Nodaway Valley released its Return to Open plan Monday, and you can see the plan in this week’s newspapers. It is available online via the school district’s Facebook page as well. Please note the parent meetings that will be happening 6 p.m. Aug. 11 in the high school gym and the next night at the same time in the middle school gym in Fontanelle.
None of this is easy. We’ll all have differing opinions on these things and none of us will be right. That’s the crazy part of it all. Great job to the school leaders for coming up with such a comprehensive plan under what I can only imagine is a ton of pressure. Now is our time for being understanding and flexible.
Make sure to give the Return to Open a careful read, especially on the back page. The information is divided up so it’s as easy to locate as possible.
Governor Kim Reynolds lifted awhile back the restriction of 50% capacity on restaurants, but my observation is that it’s still hard for restaurants to go full bore if they have to keep people 6 feet away from each other. I get the health concerns, but we as consumers and diners should remember that there are still a few restrictions in place on restaurants, so my point is to keep on getting take-out and supporting them.
I have a few restaurants in the area where I’m friends with the owner. I trust them a lot more than I do a restaurant owner I don’t even know and would gladly go in and eat at their establishment tonight.
This was a sentiment that Stacie Hull, Chamber/Main Street and Development Executive Director, brought up in a conversation I had with her last week. I feel like I can get a decent pulse of how things are going in the area at businesses from talking to the owners, but Hull talks to even more of them than I do on a regular basis.

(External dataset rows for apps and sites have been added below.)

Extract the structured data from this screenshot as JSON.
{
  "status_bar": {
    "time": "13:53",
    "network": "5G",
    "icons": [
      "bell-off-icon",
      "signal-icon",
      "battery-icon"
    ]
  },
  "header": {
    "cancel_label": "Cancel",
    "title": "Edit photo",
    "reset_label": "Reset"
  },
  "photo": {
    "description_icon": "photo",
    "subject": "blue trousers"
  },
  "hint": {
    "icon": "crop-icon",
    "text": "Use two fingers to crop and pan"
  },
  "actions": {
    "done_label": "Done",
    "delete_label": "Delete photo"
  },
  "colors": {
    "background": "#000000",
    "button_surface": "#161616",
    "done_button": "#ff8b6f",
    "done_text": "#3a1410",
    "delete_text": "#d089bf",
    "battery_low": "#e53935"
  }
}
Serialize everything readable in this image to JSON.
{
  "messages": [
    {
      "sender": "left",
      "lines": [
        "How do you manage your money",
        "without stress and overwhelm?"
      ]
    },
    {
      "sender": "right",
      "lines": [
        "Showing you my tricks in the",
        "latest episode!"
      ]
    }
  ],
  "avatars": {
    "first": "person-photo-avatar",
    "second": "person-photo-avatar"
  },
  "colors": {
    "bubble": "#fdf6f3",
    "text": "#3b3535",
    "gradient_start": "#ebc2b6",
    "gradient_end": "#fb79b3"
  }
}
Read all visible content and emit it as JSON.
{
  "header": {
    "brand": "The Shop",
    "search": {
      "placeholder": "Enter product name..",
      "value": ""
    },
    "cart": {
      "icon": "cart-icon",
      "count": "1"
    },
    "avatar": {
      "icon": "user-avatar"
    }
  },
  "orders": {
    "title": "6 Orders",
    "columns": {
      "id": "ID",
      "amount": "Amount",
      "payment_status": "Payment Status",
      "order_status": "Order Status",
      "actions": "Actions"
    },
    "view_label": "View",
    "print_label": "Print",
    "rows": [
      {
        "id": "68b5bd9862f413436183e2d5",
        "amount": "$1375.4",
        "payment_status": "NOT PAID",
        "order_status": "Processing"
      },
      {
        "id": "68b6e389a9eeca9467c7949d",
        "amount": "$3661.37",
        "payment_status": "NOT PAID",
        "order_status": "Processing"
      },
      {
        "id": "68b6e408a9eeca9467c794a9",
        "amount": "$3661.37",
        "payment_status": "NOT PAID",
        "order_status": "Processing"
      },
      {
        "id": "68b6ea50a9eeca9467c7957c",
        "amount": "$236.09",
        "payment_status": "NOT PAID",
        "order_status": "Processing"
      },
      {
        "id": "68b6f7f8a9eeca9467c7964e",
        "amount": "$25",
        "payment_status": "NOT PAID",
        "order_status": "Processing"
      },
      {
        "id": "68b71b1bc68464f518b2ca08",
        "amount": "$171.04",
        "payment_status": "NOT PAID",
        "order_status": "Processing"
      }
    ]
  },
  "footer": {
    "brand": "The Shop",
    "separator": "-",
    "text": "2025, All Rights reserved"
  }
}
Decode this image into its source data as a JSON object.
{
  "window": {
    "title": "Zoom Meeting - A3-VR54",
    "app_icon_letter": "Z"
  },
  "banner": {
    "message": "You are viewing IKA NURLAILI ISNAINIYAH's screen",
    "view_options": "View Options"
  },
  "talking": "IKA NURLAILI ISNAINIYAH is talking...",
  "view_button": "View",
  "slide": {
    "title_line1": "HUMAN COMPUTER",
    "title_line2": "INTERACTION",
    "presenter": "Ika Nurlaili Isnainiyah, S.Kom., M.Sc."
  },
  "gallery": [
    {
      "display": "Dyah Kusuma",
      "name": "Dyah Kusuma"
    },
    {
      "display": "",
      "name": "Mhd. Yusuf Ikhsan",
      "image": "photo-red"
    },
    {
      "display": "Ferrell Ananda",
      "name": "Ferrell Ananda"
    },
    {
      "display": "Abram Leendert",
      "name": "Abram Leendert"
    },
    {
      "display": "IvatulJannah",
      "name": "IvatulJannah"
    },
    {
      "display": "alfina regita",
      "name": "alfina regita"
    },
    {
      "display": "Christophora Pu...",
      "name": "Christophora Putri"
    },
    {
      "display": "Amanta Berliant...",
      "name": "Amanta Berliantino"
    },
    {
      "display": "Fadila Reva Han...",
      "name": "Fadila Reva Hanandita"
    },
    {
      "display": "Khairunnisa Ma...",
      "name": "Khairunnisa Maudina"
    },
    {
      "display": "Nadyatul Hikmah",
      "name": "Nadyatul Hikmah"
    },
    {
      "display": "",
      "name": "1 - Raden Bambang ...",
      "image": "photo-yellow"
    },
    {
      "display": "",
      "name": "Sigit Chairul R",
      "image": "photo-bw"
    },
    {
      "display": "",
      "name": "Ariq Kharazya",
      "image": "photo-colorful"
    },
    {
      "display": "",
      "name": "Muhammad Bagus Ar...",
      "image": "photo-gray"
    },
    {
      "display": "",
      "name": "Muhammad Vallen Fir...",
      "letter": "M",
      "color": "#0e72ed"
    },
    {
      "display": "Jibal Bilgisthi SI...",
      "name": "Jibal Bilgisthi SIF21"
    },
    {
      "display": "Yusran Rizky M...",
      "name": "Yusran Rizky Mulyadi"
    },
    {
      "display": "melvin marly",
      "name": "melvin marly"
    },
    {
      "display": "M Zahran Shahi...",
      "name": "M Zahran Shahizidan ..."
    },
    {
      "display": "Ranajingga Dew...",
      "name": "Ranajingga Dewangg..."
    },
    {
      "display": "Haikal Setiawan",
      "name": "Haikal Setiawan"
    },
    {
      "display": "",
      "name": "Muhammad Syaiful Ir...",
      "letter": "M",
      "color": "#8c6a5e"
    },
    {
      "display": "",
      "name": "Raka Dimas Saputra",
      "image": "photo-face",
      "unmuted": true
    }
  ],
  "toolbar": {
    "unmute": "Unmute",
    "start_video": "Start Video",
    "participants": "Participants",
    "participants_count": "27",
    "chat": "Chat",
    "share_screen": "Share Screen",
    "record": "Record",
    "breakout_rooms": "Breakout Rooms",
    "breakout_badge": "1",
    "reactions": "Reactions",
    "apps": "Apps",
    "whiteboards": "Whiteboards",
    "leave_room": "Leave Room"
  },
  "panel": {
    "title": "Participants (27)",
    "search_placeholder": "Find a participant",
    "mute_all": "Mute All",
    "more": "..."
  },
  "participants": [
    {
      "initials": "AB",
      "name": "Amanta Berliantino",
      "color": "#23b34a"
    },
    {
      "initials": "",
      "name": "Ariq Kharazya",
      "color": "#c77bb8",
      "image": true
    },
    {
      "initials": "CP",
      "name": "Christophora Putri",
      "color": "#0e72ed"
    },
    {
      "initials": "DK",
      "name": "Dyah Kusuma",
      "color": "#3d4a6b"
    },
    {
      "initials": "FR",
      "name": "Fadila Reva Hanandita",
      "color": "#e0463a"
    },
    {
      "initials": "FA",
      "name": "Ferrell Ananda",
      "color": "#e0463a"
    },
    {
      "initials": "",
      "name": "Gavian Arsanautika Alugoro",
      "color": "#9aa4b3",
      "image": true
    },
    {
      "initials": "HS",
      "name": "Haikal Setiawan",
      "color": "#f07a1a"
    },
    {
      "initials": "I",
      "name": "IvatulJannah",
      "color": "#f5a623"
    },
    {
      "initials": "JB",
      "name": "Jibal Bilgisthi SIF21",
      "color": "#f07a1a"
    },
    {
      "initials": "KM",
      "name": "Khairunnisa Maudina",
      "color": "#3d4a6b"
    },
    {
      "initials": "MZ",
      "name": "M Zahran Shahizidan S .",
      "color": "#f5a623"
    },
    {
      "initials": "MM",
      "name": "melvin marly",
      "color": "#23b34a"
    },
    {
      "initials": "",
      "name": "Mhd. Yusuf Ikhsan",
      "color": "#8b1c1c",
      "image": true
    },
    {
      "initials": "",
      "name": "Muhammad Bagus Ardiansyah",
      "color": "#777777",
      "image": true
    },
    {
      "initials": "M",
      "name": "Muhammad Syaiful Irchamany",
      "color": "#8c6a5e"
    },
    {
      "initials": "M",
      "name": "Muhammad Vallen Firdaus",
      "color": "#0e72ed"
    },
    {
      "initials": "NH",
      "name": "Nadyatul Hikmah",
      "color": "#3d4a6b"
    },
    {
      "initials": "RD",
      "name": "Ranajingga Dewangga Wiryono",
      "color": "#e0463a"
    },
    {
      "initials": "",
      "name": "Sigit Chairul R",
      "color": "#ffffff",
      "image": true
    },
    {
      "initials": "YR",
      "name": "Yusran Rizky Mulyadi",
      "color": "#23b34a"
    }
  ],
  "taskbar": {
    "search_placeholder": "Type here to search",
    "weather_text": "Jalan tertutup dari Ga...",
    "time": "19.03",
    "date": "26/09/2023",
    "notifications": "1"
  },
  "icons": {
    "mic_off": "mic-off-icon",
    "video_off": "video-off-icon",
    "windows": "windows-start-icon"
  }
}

“What I hear from the community is that businesses are thankful the community is supporting them so much. We hope everyone’s being patient because for our business owners, this is all new for them too,” Hull said. “We ask people to be understanding and patient through this because we’re not out of it yet. I think we’ll see some permanent change on some levels of how we do business forever.”
Cases rose a little over the last week, but hopefully we are out of the woods for worst of the COVID-19 pandemic here. Time will tell. It’s like they told us when we had fire drills in elementary school, we need to be cautious but calm. For the sake of our mental health, we need to be careful of how much information we’re bringing in, even if it’s solid, fact-checked information.
I found a really good list that a friend posted on Facebook this week of “adult pro tips” and I wanted to pass it along to you this week as The List.
1. Thank You cards: You never know when someone will lend you a helping hand and you can brighten their day with a card to say thank you.
2. A sturdy hobby: The things you enjoyed in high school are probably still cool and I encourage you to grow in them. A hobby that makes you feel improved and empowered is a must.
3. Books: Your continued education is a must. Education didn’t stop being important because you graduated. Keep asking questions and finding answers to them.
4. A good array of friends: Most adults find it’s harder to keep large amounts of friends. Be careful to invest in the friends who will be the most rewarding, even if they might take more effort than another one. Having friends that are different than you and are admirable to you is key.
5. Self-patience: Just because you’re grown up doesn’t mean you’re done growing. Give yourself grace when you need it.
6. A rehearsed story: Socializing happens. Have a good ice breaker story that you rehearse in the car or shower once and while. It will help you feel less awkward and help you make friends.